After arriving and figuring out which bus would not get us lost, we hopped on the correct bus and immediately got lost. Apparently we should've gone the OTHER way. Soooo, a ten-minute ride turned into an hour-long tour through the streets of Taichung, which wasn't all bad in the long-run. (Fun Fact: paying on buses is OPTIONAL. At least, this is how we all treated the bus system. No one seemed to notice). Finally, we arrived at our first destination: The National Museum for Weird Art That No One Understands. Haha, not really, but we did see some pretty crazy-looking exhibits that were obviously too deep for my tiny Modernist brain to grasp the meaning of. Carrie, Denise and I played some fun games, including "Name That Art!" ("This is is called 'Blue Square over Red Square'"...."You're full of shit, it's called 'Red Square UNDER Blue Square'") and "How Does It Make You Feel?" ("This one makes me feel anxious and frustrated" or "This one makes me hungry for peanut butter sandwiches cut diagonally with no crust"). Overall, a great experience, and it felt good to do something cultural for a change from our usual routine of...well...killing brain cells.

But I'll get to that shortly...

(getting ready to get lost)

(ostrich with his head in a submarine - makes complete sense)

(me still trying to understand the art I just saw)

(the view from the museum deck)

Next, to the hostel to stash our stuff and then out into the chilly April evening and the Taichung Night Market (it probably has another name...I don't know it). For those who don't know, a Night Market is usually a narrow street lined with shops, street vendors, and about 6 billion Asian people. It is loud and bright and a great place to feel totally OUT of place, but we're all used to that by now so we just go with it. On this particular Night Market outing, the goal was to try every possible food we could, no matter how strange is looked or foul it smelled. Though I can't remember all the delicacies, some of the highlights were:

- stinky tofu

- a corndog (whoa...hold on, don't go too far out of your comfort zone now)

- japanese mini-burgers

- mashed potatoes that tasted like cake batter

- mushroom tempura (tempura is japanese for "dipped in fried batter-y heart-arresting goodness)

- cold squid with mayonnaise (I'd eat anything with mayonnaise on it)

- something that was probably meat covered in some sauces

- corn on a stick!

- watermelon juice

(The Taiwanderers)

(Taichung Night Market - lets play Where's Waldo with the white people!)

(stink tofu...its potency would make it illegal in the States)

(I don't know what Carrie is about to eat...we rarely do, but she'll never learn unless we let her make her own mistakes...)

(is it potato? Is it cake? YES!)

(me and Matt going super-cultural; corn dog. enough said.)

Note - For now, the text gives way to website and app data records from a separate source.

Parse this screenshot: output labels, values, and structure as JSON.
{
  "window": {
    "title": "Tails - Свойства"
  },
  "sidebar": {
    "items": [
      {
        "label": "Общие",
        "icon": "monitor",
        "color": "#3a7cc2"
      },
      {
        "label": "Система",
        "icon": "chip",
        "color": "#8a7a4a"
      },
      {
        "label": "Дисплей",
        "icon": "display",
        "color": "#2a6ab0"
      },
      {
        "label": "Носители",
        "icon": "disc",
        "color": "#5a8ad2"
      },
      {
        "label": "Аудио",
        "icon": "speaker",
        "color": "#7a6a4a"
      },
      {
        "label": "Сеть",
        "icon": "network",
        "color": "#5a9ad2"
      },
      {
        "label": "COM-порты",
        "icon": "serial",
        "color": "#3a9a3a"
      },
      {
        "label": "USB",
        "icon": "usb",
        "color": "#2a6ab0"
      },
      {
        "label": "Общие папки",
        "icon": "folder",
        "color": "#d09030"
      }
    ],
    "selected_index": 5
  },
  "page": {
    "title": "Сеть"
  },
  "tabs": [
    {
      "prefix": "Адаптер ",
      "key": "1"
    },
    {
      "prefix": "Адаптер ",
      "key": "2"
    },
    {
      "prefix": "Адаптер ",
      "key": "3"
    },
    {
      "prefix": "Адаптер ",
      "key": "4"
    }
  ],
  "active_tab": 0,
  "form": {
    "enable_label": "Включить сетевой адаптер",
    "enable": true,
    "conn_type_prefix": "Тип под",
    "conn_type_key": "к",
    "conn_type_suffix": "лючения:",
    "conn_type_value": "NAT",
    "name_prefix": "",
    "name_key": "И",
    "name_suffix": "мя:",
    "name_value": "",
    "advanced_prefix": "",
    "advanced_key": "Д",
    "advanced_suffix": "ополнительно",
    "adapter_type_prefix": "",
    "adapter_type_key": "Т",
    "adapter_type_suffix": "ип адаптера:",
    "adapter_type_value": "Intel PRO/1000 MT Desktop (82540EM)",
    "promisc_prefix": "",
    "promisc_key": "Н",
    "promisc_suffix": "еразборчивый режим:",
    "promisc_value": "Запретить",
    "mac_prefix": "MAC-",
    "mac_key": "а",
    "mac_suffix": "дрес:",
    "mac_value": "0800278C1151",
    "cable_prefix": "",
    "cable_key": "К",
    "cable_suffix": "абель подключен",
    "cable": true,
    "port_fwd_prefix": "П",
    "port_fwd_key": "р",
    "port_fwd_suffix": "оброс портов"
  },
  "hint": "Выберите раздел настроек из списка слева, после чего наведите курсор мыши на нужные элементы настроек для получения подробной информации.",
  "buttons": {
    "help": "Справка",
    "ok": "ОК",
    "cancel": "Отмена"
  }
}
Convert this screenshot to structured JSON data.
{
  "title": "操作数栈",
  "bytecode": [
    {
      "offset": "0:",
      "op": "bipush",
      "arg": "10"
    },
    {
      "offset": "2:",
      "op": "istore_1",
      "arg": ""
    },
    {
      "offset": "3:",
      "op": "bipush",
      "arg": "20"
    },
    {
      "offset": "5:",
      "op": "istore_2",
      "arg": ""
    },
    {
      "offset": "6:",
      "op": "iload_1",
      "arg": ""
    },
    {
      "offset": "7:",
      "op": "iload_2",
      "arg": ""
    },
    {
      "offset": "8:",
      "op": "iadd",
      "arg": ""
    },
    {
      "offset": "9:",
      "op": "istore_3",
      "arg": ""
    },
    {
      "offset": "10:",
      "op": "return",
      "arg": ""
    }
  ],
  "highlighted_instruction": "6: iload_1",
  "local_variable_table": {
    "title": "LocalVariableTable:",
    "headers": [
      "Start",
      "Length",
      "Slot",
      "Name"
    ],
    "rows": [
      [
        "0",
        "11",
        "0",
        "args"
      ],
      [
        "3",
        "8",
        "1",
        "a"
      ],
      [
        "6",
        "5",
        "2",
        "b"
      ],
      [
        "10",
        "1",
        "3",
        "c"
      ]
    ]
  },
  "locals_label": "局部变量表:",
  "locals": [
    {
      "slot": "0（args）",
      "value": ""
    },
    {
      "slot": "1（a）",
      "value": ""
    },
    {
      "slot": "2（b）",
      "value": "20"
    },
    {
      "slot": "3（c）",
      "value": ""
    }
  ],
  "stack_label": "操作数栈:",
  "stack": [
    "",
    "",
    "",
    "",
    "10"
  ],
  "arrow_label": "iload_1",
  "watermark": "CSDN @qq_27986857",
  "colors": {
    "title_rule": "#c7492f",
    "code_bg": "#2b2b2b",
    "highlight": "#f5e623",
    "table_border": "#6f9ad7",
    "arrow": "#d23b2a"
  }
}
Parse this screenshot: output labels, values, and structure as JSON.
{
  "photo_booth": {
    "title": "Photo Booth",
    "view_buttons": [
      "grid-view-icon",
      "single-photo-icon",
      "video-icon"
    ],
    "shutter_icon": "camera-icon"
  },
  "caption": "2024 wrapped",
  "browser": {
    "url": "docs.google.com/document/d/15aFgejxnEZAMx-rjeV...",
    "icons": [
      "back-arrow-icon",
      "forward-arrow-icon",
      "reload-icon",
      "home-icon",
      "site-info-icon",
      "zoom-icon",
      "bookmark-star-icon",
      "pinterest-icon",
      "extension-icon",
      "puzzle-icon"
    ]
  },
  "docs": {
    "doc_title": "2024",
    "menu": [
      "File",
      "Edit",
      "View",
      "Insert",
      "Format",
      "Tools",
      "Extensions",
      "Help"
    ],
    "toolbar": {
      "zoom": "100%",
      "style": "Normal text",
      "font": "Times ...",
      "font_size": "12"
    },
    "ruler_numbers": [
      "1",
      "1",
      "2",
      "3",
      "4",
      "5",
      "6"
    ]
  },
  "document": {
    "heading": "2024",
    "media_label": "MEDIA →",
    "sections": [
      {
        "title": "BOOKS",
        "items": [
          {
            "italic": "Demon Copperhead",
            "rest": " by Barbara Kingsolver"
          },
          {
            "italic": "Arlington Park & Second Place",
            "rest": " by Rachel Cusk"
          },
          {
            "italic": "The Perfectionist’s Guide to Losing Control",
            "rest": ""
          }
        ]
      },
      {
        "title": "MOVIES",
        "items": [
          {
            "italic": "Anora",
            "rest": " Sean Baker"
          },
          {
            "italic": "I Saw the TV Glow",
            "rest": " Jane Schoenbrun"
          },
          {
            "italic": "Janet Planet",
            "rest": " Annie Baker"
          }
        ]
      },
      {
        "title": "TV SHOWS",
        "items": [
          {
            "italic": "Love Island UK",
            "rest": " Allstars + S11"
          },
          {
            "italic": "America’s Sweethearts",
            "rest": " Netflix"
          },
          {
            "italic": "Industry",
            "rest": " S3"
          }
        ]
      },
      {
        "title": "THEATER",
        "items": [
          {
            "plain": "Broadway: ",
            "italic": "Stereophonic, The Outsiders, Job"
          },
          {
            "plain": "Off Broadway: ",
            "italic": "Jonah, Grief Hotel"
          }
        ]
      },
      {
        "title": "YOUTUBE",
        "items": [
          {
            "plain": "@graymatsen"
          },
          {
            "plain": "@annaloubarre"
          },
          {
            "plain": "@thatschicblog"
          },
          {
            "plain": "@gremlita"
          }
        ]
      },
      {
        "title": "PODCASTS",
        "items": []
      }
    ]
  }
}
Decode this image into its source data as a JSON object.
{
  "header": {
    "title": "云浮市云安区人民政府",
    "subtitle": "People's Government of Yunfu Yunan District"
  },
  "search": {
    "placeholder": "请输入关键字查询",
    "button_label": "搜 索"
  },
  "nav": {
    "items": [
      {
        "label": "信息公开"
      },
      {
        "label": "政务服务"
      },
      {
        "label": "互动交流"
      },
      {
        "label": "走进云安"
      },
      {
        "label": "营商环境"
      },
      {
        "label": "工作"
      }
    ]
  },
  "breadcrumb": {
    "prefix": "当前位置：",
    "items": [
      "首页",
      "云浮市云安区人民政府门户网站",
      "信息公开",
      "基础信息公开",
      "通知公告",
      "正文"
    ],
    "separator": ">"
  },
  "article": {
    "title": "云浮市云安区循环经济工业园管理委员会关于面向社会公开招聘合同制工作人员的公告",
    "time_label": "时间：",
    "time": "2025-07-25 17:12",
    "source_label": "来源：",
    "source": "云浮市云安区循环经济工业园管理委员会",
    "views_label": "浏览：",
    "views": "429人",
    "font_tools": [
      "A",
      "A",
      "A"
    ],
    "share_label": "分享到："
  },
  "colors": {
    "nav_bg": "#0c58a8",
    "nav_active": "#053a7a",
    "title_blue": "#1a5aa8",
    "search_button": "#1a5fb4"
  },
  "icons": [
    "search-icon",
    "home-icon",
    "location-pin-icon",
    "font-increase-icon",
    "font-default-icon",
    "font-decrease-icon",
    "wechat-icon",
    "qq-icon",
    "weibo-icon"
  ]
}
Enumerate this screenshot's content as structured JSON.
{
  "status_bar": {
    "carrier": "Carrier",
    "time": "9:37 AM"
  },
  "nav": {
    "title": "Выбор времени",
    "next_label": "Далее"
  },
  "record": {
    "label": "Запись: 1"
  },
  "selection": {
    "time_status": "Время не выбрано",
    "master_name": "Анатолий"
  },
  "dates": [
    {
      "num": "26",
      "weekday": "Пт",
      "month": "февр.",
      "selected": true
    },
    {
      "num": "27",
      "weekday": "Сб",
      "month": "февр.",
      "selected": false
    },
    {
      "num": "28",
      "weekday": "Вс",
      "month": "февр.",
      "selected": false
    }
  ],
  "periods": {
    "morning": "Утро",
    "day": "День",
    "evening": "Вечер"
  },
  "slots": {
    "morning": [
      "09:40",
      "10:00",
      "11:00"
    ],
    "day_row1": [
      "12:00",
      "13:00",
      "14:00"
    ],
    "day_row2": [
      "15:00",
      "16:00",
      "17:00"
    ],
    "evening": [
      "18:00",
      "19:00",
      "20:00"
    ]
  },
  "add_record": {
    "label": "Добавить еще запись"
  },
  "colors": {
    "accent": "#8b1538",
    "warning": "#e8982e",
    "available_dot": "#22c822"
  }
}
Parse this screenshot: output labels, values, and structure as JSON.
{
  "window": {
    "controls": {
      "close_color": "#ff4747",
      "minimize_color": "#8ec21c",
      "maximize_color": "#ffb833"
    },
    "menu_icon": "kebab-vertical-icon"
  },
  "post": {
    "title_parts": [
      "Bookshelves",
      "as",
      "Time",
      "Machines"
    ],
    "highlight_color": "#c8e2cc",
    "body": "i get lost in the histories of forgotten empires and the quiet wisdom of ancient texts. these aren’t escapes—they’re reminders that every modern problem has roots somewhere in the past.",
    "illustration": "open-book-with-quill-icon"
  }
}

After we all felt full and about to vomit, we went back to the hostel to change and pre-drink (Carrie found an alcoholic beverage called "The Cup" which happened to resemble the plastic urine-sample cups at the doctor's office - only in Taiwan...), then out into what Cynthia described as "the great Taichung Night Life". We found ourselves at a nice little bar/club called "Freedom", which offered an "all you can drink" special for $500 NT ($15 bucks). Mistake. Long story short, after much dancing, sweating, and tequila shots from an unknown girl literally pouring alcohol DIRECTLY into our mouths (I thought once you graduated from college you didn't have to do stuff like this anymore), we made it back to the hostel, but for all I know we teleported through space and time 'cause I couldn't tell you when or how this came to be. All I know is I woke up Sunday morning and the sun was shouting at me.

(our hostel which was more like a hotel)

(trying to get Mike to drink The Cup)

(Mike and Matt, 9 drinks down. It looks like Mike might be hallucinating, and Matt's face was frozen this way for the rest of the night)

(rehydrating, Mike catching the leavins')

(I'm trying to figure out where I am, both immediately and also in Life. I get deep when I drink.)

Another beautiful day to be alive and experience the beauty of Taiw...but first, hold on...I think I'm gonna have to hurl....

(On the next Taiwandering: Taichung Part II: Lonely Planet is full of it...)

1 comment:

  1. I imagine this being similar to the Northwest Missouri State Fair in Bethany. I know that it is not, but that is how I cope with the uncertainty.